‘Cosmopolis’ is an interesting departure from David Cronenberg’s recent straightforward feature films. It’s a movie that left me feeling bitter and cold, and I’m not sure if that’s a good or bad thing quite yet.
The reason I say this is that I think ‘Cosmopolis’ is supposed to make you feel bitter and cold. It’s a not-so-subtle commentary on the decadence of Capitalism. No matter what we do, the rich will always shit on the poor. That’s the way the world is constructed and that’s how it’s going to stay, according to Cronenberg’s vision.
Eric Packer (Robert Pattinson) is obscenely rich. If he wasn’t such a serious, dour man, you could almost picture him retiring to his mansion and taking a Scrooge McDuck-like swim through his pool of gold and cash. However, Packer represents the soullessness and selfishness of the fat-cats of Wall Street. He has that “It’s my way or the highway” attitude, demonstrated by his insistence that he drive clear across Manhattan just to get a haircut. He’s determined to get there even though traffic will be a nightmare.
Along the way, Packer comes into contact with a variety of people who drift in and out of his limo like specters. They’re there one minute, and gone the next – everyone from co-workers, to his lover, to his wife. Packer meets an endless line of people who, curiously, are rarely ever seen physically entering the limo. They’re just there. I couldn’t help feeling that everything happening to Packer, all the people and his conversations, were somehow all in his head, as if his tortured rich ego was split up into all these varied personalities. This is the conclusion that seems most probable to me, but with ‘Cosmopolis’, nothing is probable. It’s all relative.
The movie is based on a novel by Don DeLillo that I haven’t read. My assumption is that the in-depth, multi-layered conversations play better in written form than they do in cinematic form. I’m not saying that this is a bad movie.

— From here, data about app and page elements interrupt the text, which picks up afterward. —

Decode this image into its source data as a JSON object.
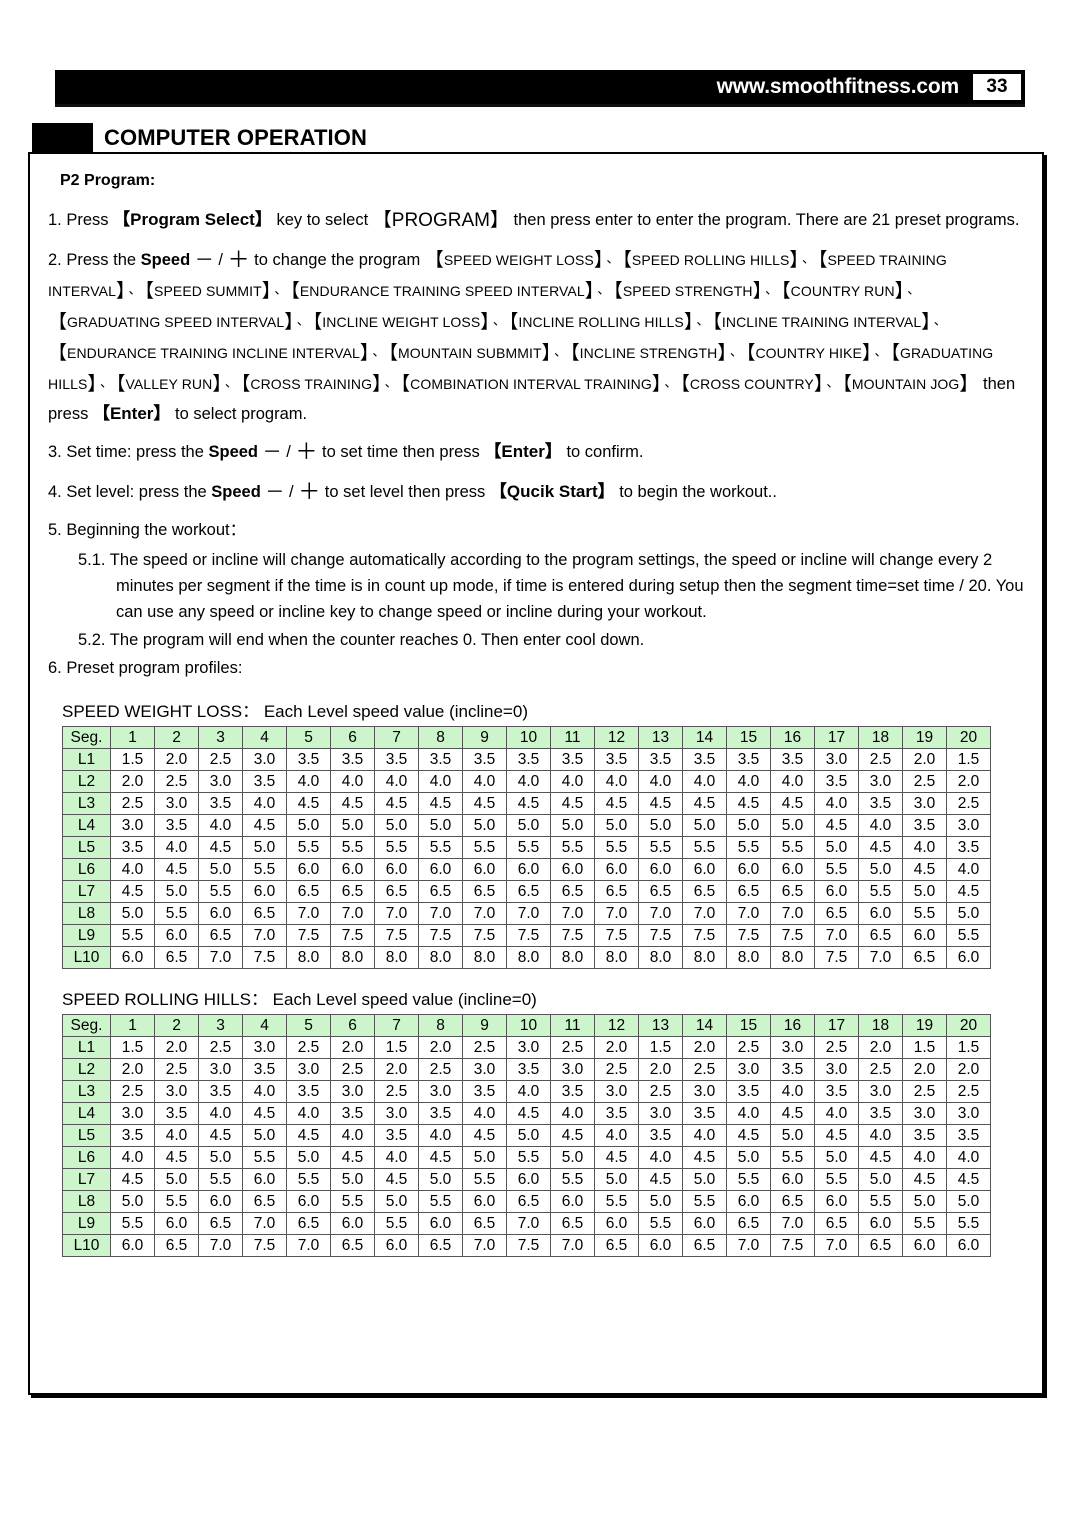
{
  "header": {
    "site_url": "www.smoothfitness.com",
    "page_number": "33",
    "section_title": "COMPUTER OPERATION"
  },
  "content": {
    "subhead": "P2 Program:",
    "step1": {
      "prefix": "1. Press",
      "key1": "【Program Select】",
      "mid1": "key to select",
      "key2": "【PROGRAM】",
      "mid2": "then press enter to enter the program. There are 21 preset programs."
    },
    "step2": {
      "prefix": "2. Press the",
      "speed": "Speed",
      "minus": "－",
      "slash": "/",
      "plus": "＋",
      "mid": "to change the program",
      "programs": [
        "SPEED WEIGHT LOSS",
        "SPEED ROLLING HILLS",
        "SPEED TRAINING INTERVAL",
        "SPEED SUMMIT",
        "ENDURANCE TRAINING SPEED INTERVAL",
        "SPEED STRENGTH",
        "COUNTRY RUN",
        "GRADUATING SPEED INTERVAL",
        "INCLINE WEIGHT LOSS",
        "INCLINE ROLLING HILLS",
        "INCLINE TRAINING INTERVAL",
        "ENDURANCE TRAINING INCLINE INTERVAL",
        "MOUNTAIN SUBMMIT",
        "INCLINE STRENGTH",
        "COUNTRY HIKE",
        "GRADUATING HILLS",
        "VALLEY RUN",
        "CROSS TRAINING",
        "COMBINATION INTERVAL TRAINING",
        "CROSS COUNTRY",
        "MOUNTAIN JOG"
      ],
      "suffix_pre": "then press",
      "enter_key": "【Enter】",
      "suffix_post": "to select program."
    },
    "step3": {
      "prefix": "3. Set time: press the",
      "speed": "Speed",
      "minus": "－",
      "slash": "/",
      "plus": "＋",
      "mid": "to set time then press",
      "key": "【Enter】",
      "suffix": "to confirm."
    },
    "step4": {
      "prefix": "4. Set level: press the",
      "speed": "Speed",
      "minus": "－",
      "slash": "/",
      "plus": "＋",
      "mid": "to set level then press",
      "key": "【Qucik Start】",
      "suffix": "to begin the workout.."
    },
    "step5": "5. Beginning the workout：",
    "step5_1": "5.1. The speed or incline will change automatically according to the program settings, the speed or incline will change every 2 minutes per segment if the time is in count up mode, if time is entered during setup then the segment time=set time / 20. You can use any speed or incline key to change speed or incline during your workout.",
    "step5_2": "5.2. The program will end when the counter reaches 0. Then enter cool down.",
    "step6": "6. Preset program profiles:"
  },
  "colors": {
    "header_green": "#ccf5cc",
    "bar_black": "#000000",
    "grid_line": "#555555"
  },
  "chart_data": [
    {
      "type": "table",
      "title": "SPEED WEIGHT LOSS： Each Level speed value (incline=0)",
      "corner_label": "Seg.",
      "categories": [
        "1",
        "2",
        "3",
        "4",
        "5",
        "6",
        "7",
        "8",
        "9",
        "10",
        "11",
        "12",
        "13",
        "14",
        "15",
        "16",
        "17",
        "18",
        "19",
        "20"
      ],
      "xlabel": "Segment",
      "ylabel": "Level",
      "series": [
        {
          "name": "L1",
          "values": [
            1.5,
            2.0,
            2.5,
            3.0,
            3.5,
            3.5,
            3.5,
            3.5,
            3.5,
            3.5,
            3.5,
            3.5,
            3.5,
            3.5,
            3.5,
            3.5,
            3.0,
            2.5,
            2.0,
            1.5
          ]
        },
        {
          "name": "L2",
          "values": [
            2.0,
            2.5,
            3.0,
            3.5,
            4.0,
            4.0,
            4.0,
            4.0,
            4.0,
            4.0,
            4.0,
            4.0,
            4.0,
            4.0,
            4.0,
            4.0,
            3.5,
            3.0,
            2.5,
            2.0
          ]
        },
        {
          "name": "L3",
          "values": [
            2.5,
            3.0,
            3.5,
            4.0,
            4.5,
            4.5,
            4.5,
            4.5,
            4.5,
            4.5,
            4.5,
            4.5,
            4.5,
            4.5,
            4.5,
            4.5,
            4.0,
            3.5,
            3.0,
            2.5
          ]
        },
        {
          "name": "L4",
          "values": [
            3.0,
            3.5,
            4.0,
            4.5,
            5.0,
            5.0,
            5.0,
            5.0,
            5.0,
            5.0,
            5.0,
            5.0,
            5.0,
            5.0,
            5.0,
            5.0,
            4.5,
            4.0,
            3.5,
            3.0
          ]
        },
        {
          "name": "L5",
          "values": [
            3.5,
            4.0,
            4.5,
            5.0,
            5.5,
            5.5,
            5.5,
            5.5,
            5.5,
            5.5,
            5.5,
            5.5,
            5.5,
            5.5,
            5.5,
            5.5,
            5.0,
            4.5,
            4.0,
            3.5
          ]
        },
        {
          "name": "L6",
          "values": [
            4.0,
            4.5,
            5.0,
            5.5,
            6.0,
            6.0,
            6.0,
            6.0,
            6.0,
            6.0,
            6.0,
            6.0,
            6.0,
            6.0,
            6.0,
            6.0,
            5.5,
            5.0,
            4.5,
            4.0
          ]
        },
        {
          "name": "L7",
          "values": [
            4.5,
            5.0,
            5.5,
            6.0,
            6.5,
            6.5,
            6.5,
            6.5,
            6.5,
            6.5,
            6.5,
            6.5,
            6.5,
            6.5,
            6.5,
            6.5,
            6.0,
            5.5,
            5.0,
            4.5
          ]
        },
        {
          "name": "L8",
          "values": [
            5.0,
            5.5,
            6.0,
            6.5,
            7.0,
            7.0,
            7.0,
            7.0,
            7.0,
            7.0,
            7.0,
            7.0,
            7.0,
            7.0,
            7.0,
            7.0,
            6.5,
            6.0,
            5.5,
            5.0
          ]
        },
        {
          "name": "L9",
          "values": [
            5.5,
            6.0,
            6.5,
            7.0,
            7.5,
            7.5,
            7.5,
            7.5,
            7.5,
            7.5,
            7.5,
            7.5,
            7.5,
            7.5,
            7.5,
            7.5,
            7.0,
            6.5,
            6.0,
            5.5
          ]
        },
        {
          "name": "L10",
          "values": [
            6.0,
            6.5,
            7.0,
            7.5,
            8.0,
            8.0,
            8.0,
            8.0,
            8.0,
            8.0,
            8.0,
            8.0,
            8.0,
            8.0,
            8.0,
            8.0,
            7.5,
            7.0,
            6.5,
            6.0
          ]
        }
      ]
    },
    {
      "type": "table",
      "title": "SPEED ROLLING HILLS： Each Level speed value (incline=0)",
      "corner_label": "Seg.",
      "categories": [
        "1",
        "2",
        "3",
        "4",
        "5",
        "6",
        "7",
        "8",
        "9",
        "10",
        "11",
        "12",
        "13",
        "14",
        "15",
        "16",
        "17",
        "18",
        "19",
        "20"
      ],
      "xlabel": "Segment",
      "ylabel": "Level",
      "series": [
        {
          "name": "L1",
          "values": [
            1.5,
            2.0,
            2.5,
            3.0,
            2.5,
            2.0,
            1.5,
            2.0,
            2.5,
            3.0,
            2.5,
            2.0,
            1.5,
            2.0,
            2.5,
            3.0,
            2.5,
            2.0,
            1.5,
            1.5
          ]
        },
        {
          "name": "L2",
          "values": [
            2.0,
            2.5,
            3.0,
            3.5,
            3.0,
            2.5,
            2.0,
            2.5,
            3.0,
            3.5,
            3.0,
            2.5,
            2.0,
            2.5,
            3.0,
            3.5,
            3.0,
            2.5,
            2.0,
            2.0
          ]
        },
        {
          "name": "L3",
          "values": [
            2.5,
            3.0,
            3.5,
            4.0,
            3.5,
            3.0,
            2.5,
            3.0,
            3.5,
            4.0,
            3.5,
            3.0,
            2.5,
            3.0,
            3.5,
            4.0,
            3.5,
            3.0,
            2.5,
            2.5
          ]
        },
        {
          "name": "L4",
          "values": [
            3.0,
            3.5,
            4.0,
            4.5,
            4.0,
            3.5,
            3.0,
            3.5,
            4.0,
            4.5,
            4.0,
            3.5,
            3.0,
            3.5,
            4.0,
            4.5,
            4.0,
            3.5,
            3.0,
            3.0
          ]
        },
        {
          "name": "L5",
          "values": [
            3.5,
            4.0,
            4.5,
            5.0,
            4.5,
            4.0,
            3.5,
            4.0,
            4.5,
            5.0,
            4.5,
            4.0,
            3.5,
            4.0,
            4.5,
            5.0,
            4.5,
            4.0,
            3.5,
            3.5
          ]
        },
        {
          "name": "L6",
          "values": [
            4.0,
            4.5,
            5.0,
            5.5,
            5.0,
            4.5,
            4.0,
            4.5,
            5.0,
            5.5,
            5.0,
            4.5,
            4.0,
            4.5,
            5.0,
            5.5,
            5.0,
            4.5,
            4.0,
            4.0
          ]
        },
        {
          "name": "L7",
          "values": [
            4.5,
            5.0,
            5.5,
            6.0,
            5.5,
            5.0,
            4.5,
            5.0,
            5.5,
            6.0,
            5.5,
            5.0,
            4.5,
            5.0,
            5.5,
            6.0,
            5.5,
            5.0,
            4.5,
            4.5
          ]
        },
        {
          "name": "L8",
          "values": [
            5.0,
            5.5,
            6.0,
            6.5,
            6.0,
            5.5,
            5.0,
            5.5,
            6.0,
            6.5,
            6.0,
            5.5,
            5.0,
            5.5,
            6.0,
            6.5,
            6.0,
            5.5,
            5.0,
            5.0
          ]
        },
        {
          "name": "L9",
          "values": [
            5.5,
            6.0,
            6.5,
            7.0,
            6.5,
            6.0,
            5.5,
            6.0,
            6.5,
            7.0,
            6.5,
            6.0,
            5.5,
            6.0,
            6.5,
            7.0,
            6.5,
            6.0,
            5.5,
            5.5
          ]
        },
        {
          "name": "L10",
          "values": [
            6.0,
            6.5,
            7.0,
            7.5,
            7.0,
            6.5,
            6.0,
            6.5,
            7.0,
            7.5,
            7.0,
            6.5,
            6.0,
            6.5,
            7.0,
            7.5,
            7.0,
            6.5,
            6.0,
            6.0
          ]
        }
      ]
    }
  ]
}
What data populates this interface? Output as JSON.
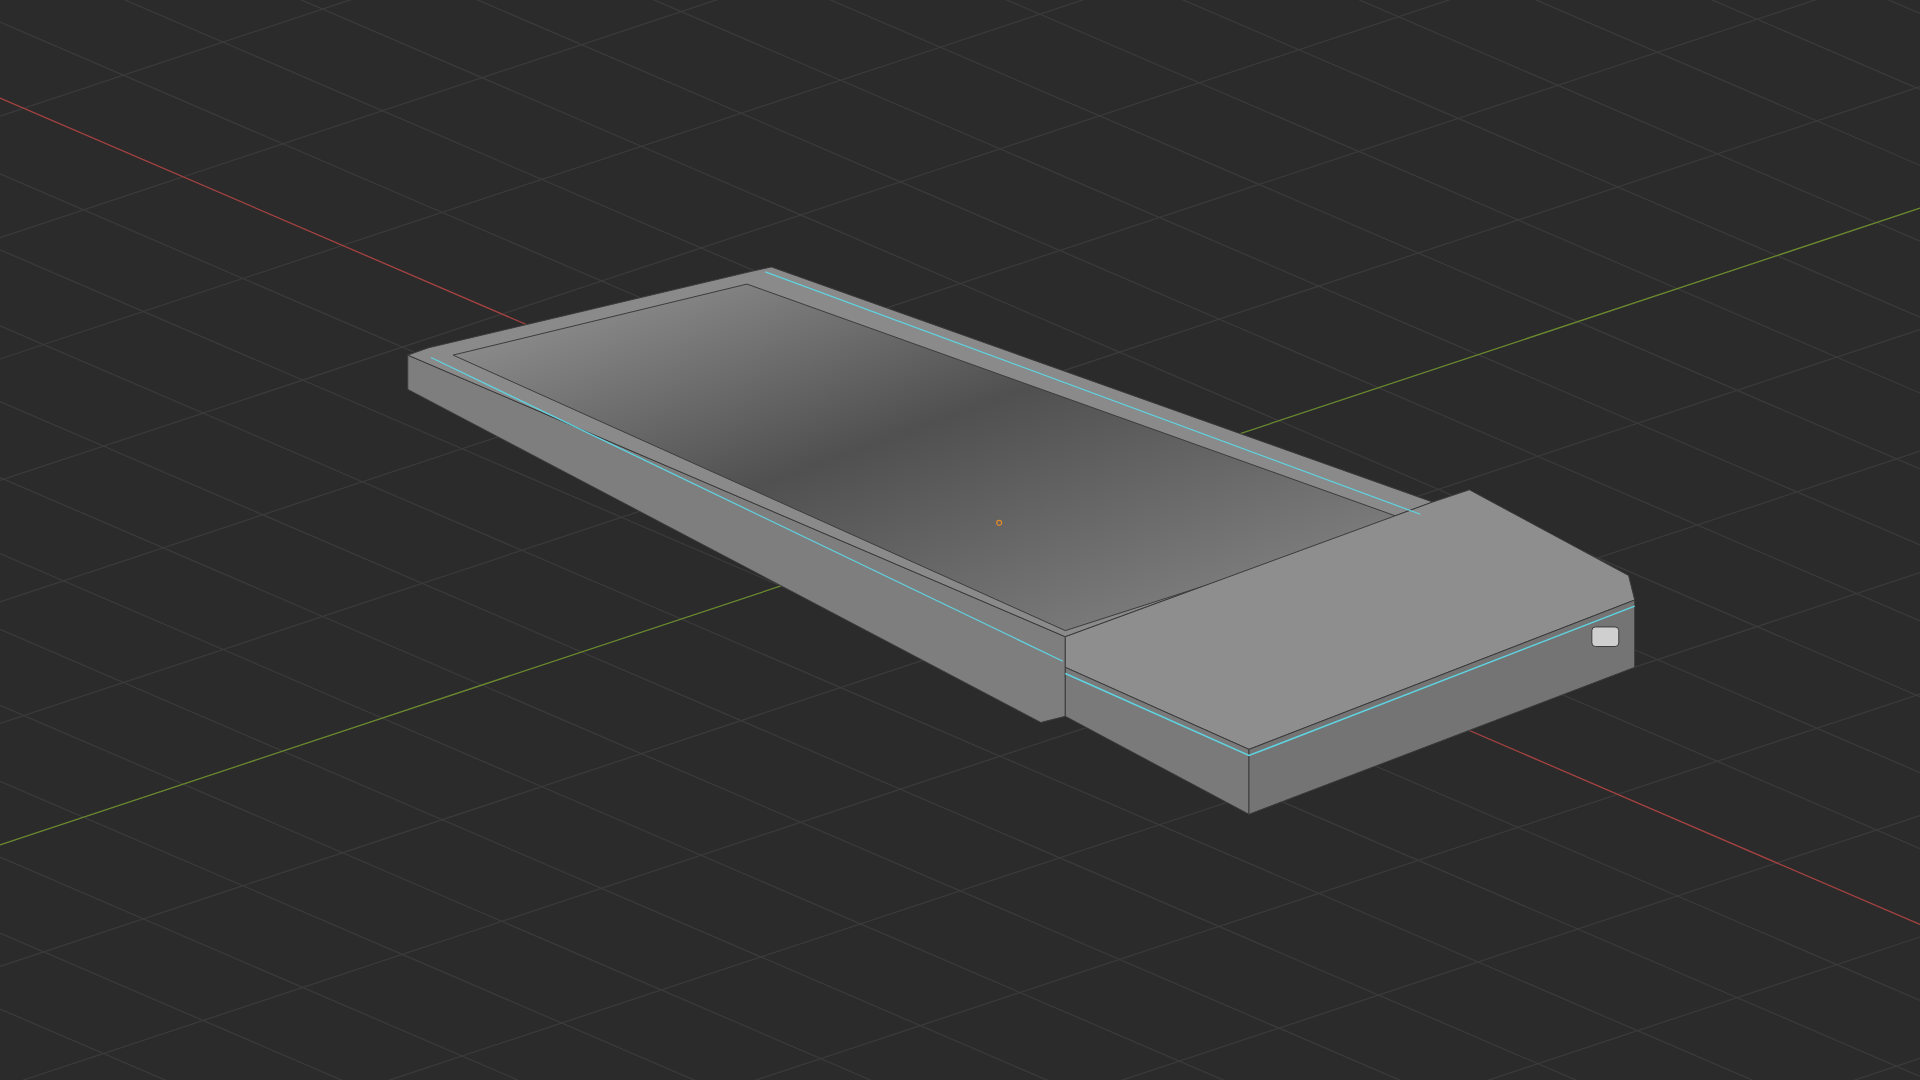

Honestly, I don’t know what it is. I admit to being enthralled most of the time simply because my brain had no idea what was going on, even though I knew that there was a good chance I’d never find out.
‘Cosmopolis’ is expertly directed. 90% of the movie takes place in the back of Packer’s high-tech limo, yet Cronenberg has a way of making the space seem large. The movie never feels cramped or uncomfortable. I was impressed with the multitude of shots that the director is able to get in such a confined space. He also expertly creates tension, the kind where you’re not sure why you’re feeling tense at all. It’s not like its suspenseful tension. Instead, it’s a quietly bubbling tension that strings you along until Packer’s very last conversation. Does it ultimately pay off? I have no idea. The entire movie is an exercise in ambiguity. It’s a flashy, mind-altering movie about a rich dude in a limo who may or may not be dreaming this whole thing. See what I mean? It’s frustratingly vague, but it’s also a vagueness that I was eerily drawn to.